Going back a little further to Old English, the word has not changed. It appears as flocc or floc. But it was not for the exclusive use of animals, but rather meant “group, company” in a more general sense, and was used to refer to crowds of people too. Consider this reference from the Saxon Chronicles, from the ninth century:


Him mon mid óðrum floccum sóhte


(they were sought after by other companies).


Cognates for the word exist in other Germanic languages, such as Swedish flock and Danish flok, meaning “band, flock or pack”. There are two schools of thought as to where it ultimately comes from. Some believe that it is related to folc (folk), meaning “people”, but it was unusual for Old English to present metathesis (the vowel and consonant changing places). Others postulate a separate Proto Germanic root *flukka, *flokka, meaning “crowd, troop”. It may have been unusual, but it was not impossible for there to have been metathesis of folc to flocc, yet this does not explain how the same metathesis occurred in other languages, unless it actually occurred earlier, during the Proto-Germanic stage. In either scenario, there is a tendency to link folc and flocc, but the uncertainty remains.

Kick Start

In honour of JumpMag’s Kickstarter Campaign


Whether hyphenated, written as one word or two, kick start is easily recognised and popular in usage.


It has the feel of a new, fresh idiom, and indeed it is! It barely measures one hundred years of life, a mere blink of the eye in the thousands of years of language use.


So where does it come from? The answer is simple. It comes from motorcycles. It arose from the design of motorcycle engines that require the user to kick a device in order to start it – thus, the motorcycle is “kick-started”.


The first reference in print to this phrasing is from 1912, when it appears in a classified ad in the Evening Post newspaper in Wellington, New Zealand. It took a further two years, until 1914, for it to make its debut in Britain, at least in print, and then its career was, as it were, kick started, and references started to appear with greater frequency.

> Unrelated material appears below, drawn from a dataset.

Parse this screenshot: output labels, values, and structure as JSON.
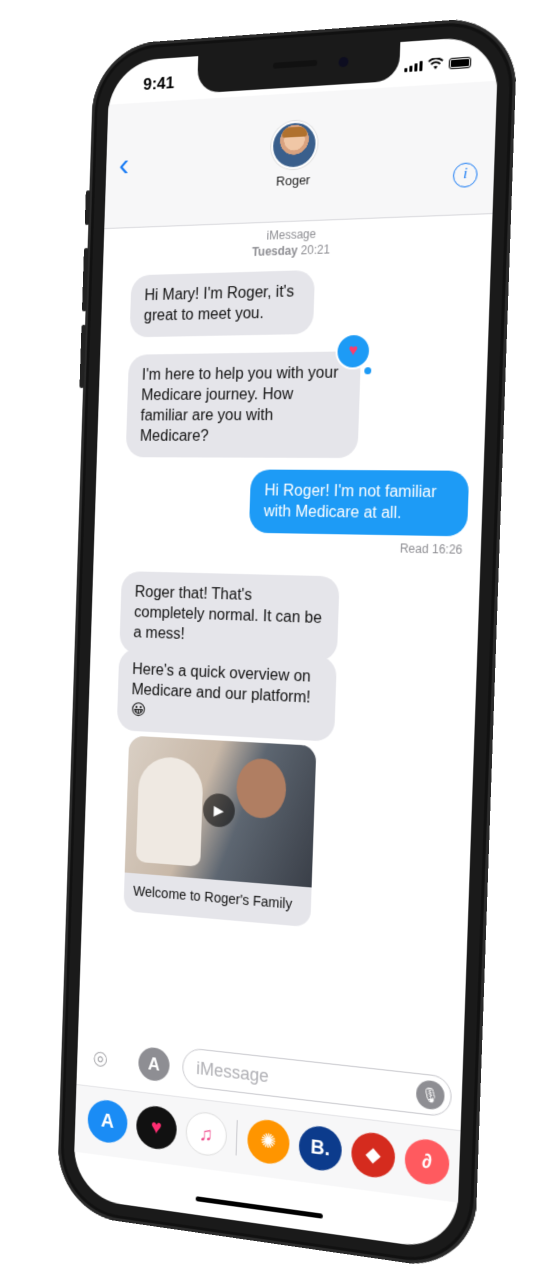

The literal meaning gave rise to the figurative sense, that of giving a sudden great impetus to something, and of course, it is in this sense that we see it frequently today. This being the case, I would like to ask you to add your impetus to the Jump Magazine Kickstarter Project, the online pre-teen publication that is looking for support.


Far from having me shaking in fear and panic, the recent earthquake has spurred me on to research the word itself.


It has long been used in reference to the ground shaking, as well as people and objects trembling. In Middle English, it appears in a great many forms, such as quaken, cwaken, hwaken, and so forth. Here is an example from the South English Legendary, from around 1300:


Þe eorþe bi-gan to quake, Ase wide ase þe cite was


(The earth began to quake, all across the city.)


It did not start its story in English there. Going back to Old English, we can again find it in reference to an earthquake, such as in the Old English version of Orosius’ History Against the Pagans, from the Alfredan translation programme, during the 880s;


Seó eorþe wæs cwaciende


(the earth was quaking).


In this example, the verb used is cwacian, meaning “quake, tremble” and could even be used to refer to the chattering of teeth.


No cognates for the word are known in other languages, and it is not known where the Old English word might have come from.


Such a small, but such an important word: yes.


Perhaps because of the need to have a strong word to indicate consent or affirmation, this word has been with us a long time. We find it in Old English as gise or gese, which was used as “yes”, but literally meant “so be it”. Interestingly, both forms can be used together, such as in gise, lá gese (yes, oh yes!), from King Alfred’s version of Boethius.

It was formed from or géa, meaning “so, thus”, with the simple addition of si, from the verb beón, which means “to be”.